The choice of criterion for determining best focus depends on the application.

From oemagazine October 2005
30 October 2005, SPIE Newsroom. DOI: 10.1117/2.5200510.0012

When testing lenses and optical systems, it is best to simulate the conditions of use while testing. Set the object conjugate correctly (infinite or finite), choose the correct spectral content of the source (visible light, near IR, LED, etc.), and choose the optimal focal plane. There are many ways to determine the plane of best focus. The choice depends on the application.

Since most detectors are flat, we generally optimize the plane of focus across the field of view (across the image plane). Even if we concern ourselves only with the on-axis field point (in the middle of the field of view), there are many criteria that we can use to define the plane of best focus - each leading to a different optimal focal plane. Let's consider the most common criteria, analyzing the image of a point source at infinity to obtain the results.

Peak Modulation Transfer Function (MTF)

Using this criterion, we plot the MTF at a given spatial frequency for several focal planes near the nominal focal plane. We can analyze the resultant data using curve-fitting techniques to determine the plane of peak MTF. Note that the particular polynomial fitting order chosen can lead to different results. This method also is spatial-frequency dependent; indeed, the planes of best focus for low and high spatial frequencies may be separated by some distance.

Peak Line Spread Function (LSF) Intensity

Here, we plot the intensity of the peak of the LSF curve through focus. Only the intensity of the brightest part of the image is tracked in this method; it does not include the effects of veiling glare and stray light.

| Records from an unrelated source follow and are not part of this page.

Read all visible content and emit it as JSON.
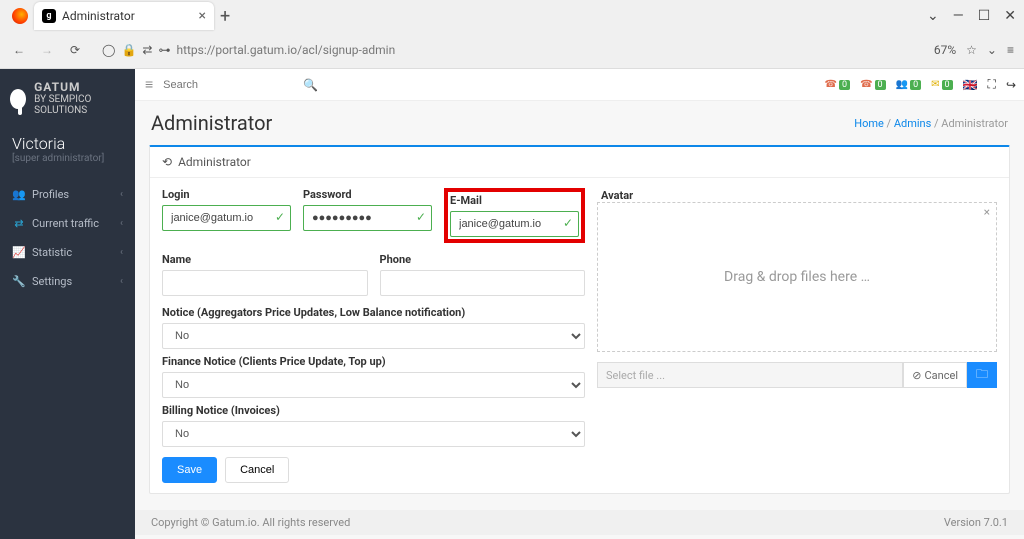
{
  "browser": {
    "tab_title": "Administrator",
    "url": "https://portal.gatum.io/acl/signup-admin",
    "zoom": "67%"
  },
  "brand": {
    "name": "GATUM",
    "by": "BY SEMPICO SOLUTIONS"
  },
  "user": {
    "name": "Victoria",
    "role": "[super administrator]"
  },
  "sidebar": {
    "items": [
      {
        "label": "Profiles"
      },
      {
        "label": "Current traffic"
      },
      {
        "label": "Statistic"
      },
      {
        "label": "Settings"
      }
    ]
  },
  "topbar": {
    "search_placeholder": "Search",
    "badge": "0"
  },
  "page": {
    "title": "Administrator"
  },
  "breadcrumb": {
    "home": "Home",
    "admins": "Admins",
    "current": "Administrator"
  },
  "card": {
    "title": "Administrator"
  },
  "form": {
    "login_label": "Login",
    "login_value": "janice@gatum.io",
    "password_label": "Password",
    "password_value": "●●●●●●●●●",
    "email_label": "E-Mail",
    "email_value": "janice@gatum.io",
    "name_label": "Name",
    "name_value": "",
    "phone_label": "Phone",
    "phone_value": "",
    "notice_label": "Notice (Aggregators Price Updates, Low Balance notification)",
    "notice_value": "No",
    "finance_label": "Finance Notice (Clients Price Update, Top up)",
    "finance_value": "No",
    "billing_label": "Billing Notice (Invoices)",
    "billing_value": "No",
    "save": "Save",
    "cancel": "Cancel"
  },
  "avatar": {
    "label": "Avatar",
    "drop_text": "Drag & drop files here …",
    "select_placeholder": "Select file ...",
    "cancel": "Cancel"
  },
  "footer": {
    "copyright": "Copyright © Gatum.io. All rights reserved",
    "version_label": "Version ",
    "version": "7.0.1"
  }
}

Minimum LSF Full Width Half Max (FWHM)

In this method, we plot the width of the LSF curve at half its maximum. This technique is useful when comparing the width of the LSF with the detector pixel size.

Peak Strehl Ratio

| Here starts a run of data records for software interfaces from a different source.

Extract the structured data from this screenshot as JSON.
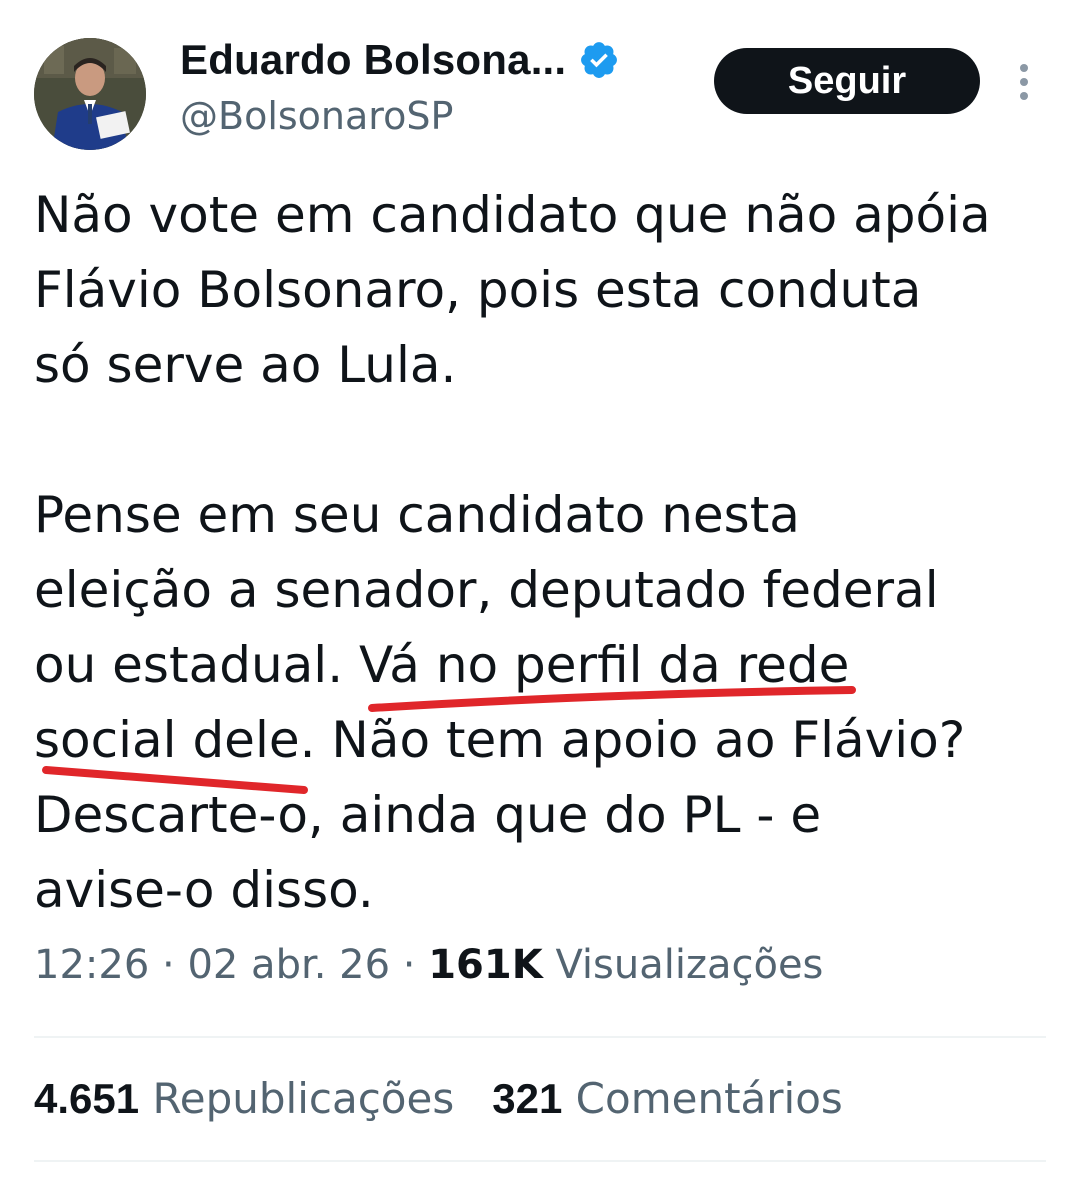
{
  "author": {
    "display_name": "Eduardo Bolsona...",
    "handle": "@BolsonaroSP",
    "verified": true,
    "avatar_icon": "profile-photo"
  },
  "actions": {
    "follow_label": "Seguir",
    "more_icon": "vertical-ellipsis-icon"
  },
  "tweet": {
    "text_part1": "Não vote em candidato que não apóia\nFlávio Bolsonaro, pois esta conduta\nsó serve ao Lula.\n\nPense em seu candidato nesta\neleição a senador, deputado federal\nou estadual. ",
    "text_highlight": "Vá no perfil da rede\nsocial dele",
    "text_part2": ". Não tem apoio ao Flávio?\nDescarte-o, ainda que do PL - e\navise-o disso."
  },
  "meta": {
    "time": "12:26",
    "date": "02 abr. 26",
    "views_count": "161K",
    "views_label": "Visualizações"
  },
  "stats": {
    "reposts_count": "4.651",
    "reposts_label": "Republicações",
    "comments_count": "321",
    "comments_label": "Comentários"
  },
  "colors": {
    "verified_blue": "#1d9bf0",
    "underline_red": "#e0262a",
    "button_bg": "#0f1419",
    "secondary_text": "#536471"
  }
}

The Strehl ratio is defined as the ratio of the light intensity at the peak of the diffraction pattern of an aberrated image to the intensity at the peak of an aberration-free image.1 It provides a good measure of how close the lens performance is to that of a diffraction-limited lens. Plotting Strehl ratio as a function of focus generally yields a focal plane producing a good compromise focus across all spatial frequencies.

Peak Ensquared/Encircled Energy

We can also use the amount of energy contained in a square or circle of given dimension to determine best focus. This method is particularly useful for nonimaging applications in which the purpose of the lens is to focus energy onto a detector for maximum signal. It is also useful in maximizing the amount of energy falling onto single pixels in an array.

Peak Resolution

Here, we choose the focal plane producing the highest resolvable spatial frequency. This focal plane will generally produce the sharpest image of very small details in the image at the expense of contrast at lower spatial frequencies.

In plot of through-focus data obtained from a 35-mm plano-convex lens, the location of the plane of best focus varies.

Consider through-focus data for a 35-mm focal length, plano-convex lens (see figure). The plane of best focus varies depending on the criterion chosen, separated in some cases by as much as 100 µm. For optimal results, you must understand the requirements and characteristics of your application before choosing a criterion for best focus, paying particular attention to spatial-frequency requirements and detector types. oe

References

1. W. Smith, Modern Optical Engineering, pg. 368, McGraw-Hill/SPIE Press, New York (2000).

Roy Youman
Roy Youman is manager of optical and electro-optical test systems at Optikos Corp., Cambridge, MA.